Females are the largest growing group of small business owners, bring a feminine touch to just about every corner of the business world. However, women are prone to different mistakes than their male counterparts. Here are the top five branding mistakes that women make most often.
Marketing too broadly. Any exposure is good exposure, right? Actually, this assumption is tragically incorrect. Any marketing that is not targeted to your precise market is money wasted. Not only are people outside your target audience less likely to buy your products, marketing to them will diminish the effect your campaigns have on your target groups. Keep your money and your attention where both will make the most difference.
Not controlling your personal image. Many female entrepreneurs are aware of the need to use internet sites such as Facebook to market themselves, but they don’t realize the effect of their profile. Your personal image is closely linked to that of your small business. This means that you must closely screen any information about yourself and photographs before it ends up on the internet. Will a picture of you in a bikini holding a Corona bolster your business? If not, keep it off your social networking sites. Same goes for personal information and anything else that might be held against you.
Charging too little. What does your pricing have to do with branding? Everything! If you charge too little for your products, you are not only reducing your profits and thus your viability; you are also devaluing your company and your product. You will never be able to undercut the big box stores for long, so avoid price wars and instead focus on offering high quality, niche products that can’t be found anywhere else.
Taking on projects that are outside of your scope of practice. Many women feel the need to please others, especially their clients. Female entrepreneurs have the additional pressure of having to produce a certain volume of sales. In some cases, this can lead to taking on projects that aren’t quite right for you. This means that you will be putting a lot of time and energy into something that isn’t your specialty. It can also lead to lower quality work which only degrades your brand. Taking on projects that are not right for you is a temporary solution, but one that often leads to even more problems.

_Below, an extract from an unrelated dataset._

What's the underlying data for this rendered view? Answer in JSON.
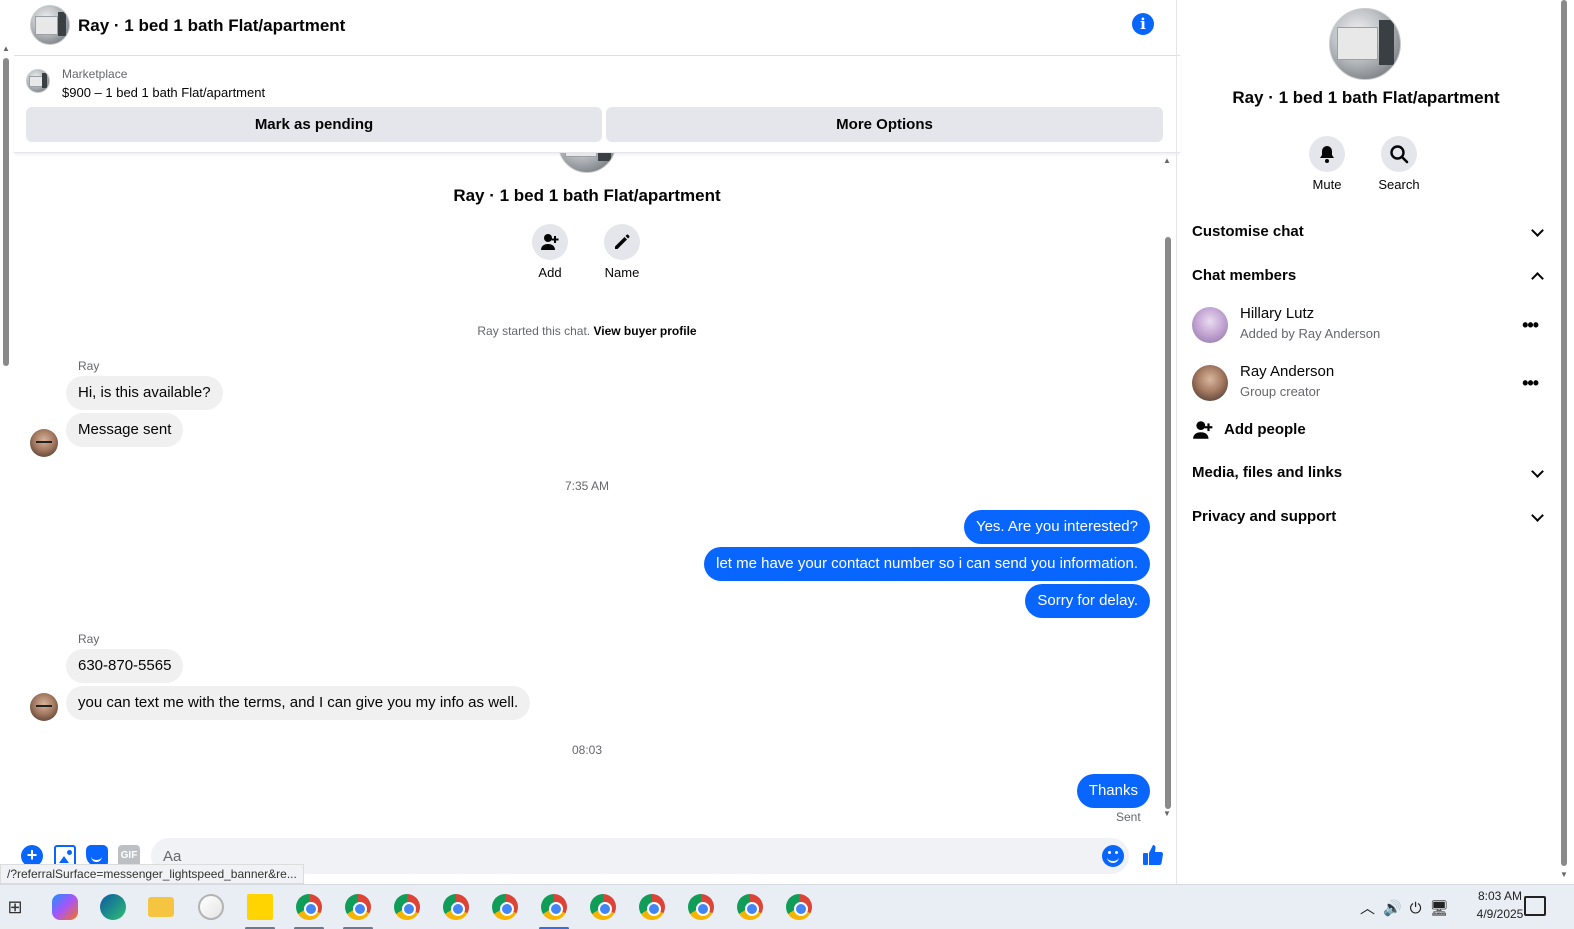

Doing it all alone. Until you start a business, you likely have no idea of how many different roles you will be required to take on. Often, a sole proprietor starting out will be their own logo designer, accountant, and salesclerk—even all three in the same five minute interval. However, this sells your brand short in a variety of ways. First, you will not have time for the quality interactions with customers that will build your business. Second, because no one can be an expert in every subject, you will likely perform many of your duties in a shoddy manner. Unless you are going for an amateur, unprofessional brand, this will not help you at all.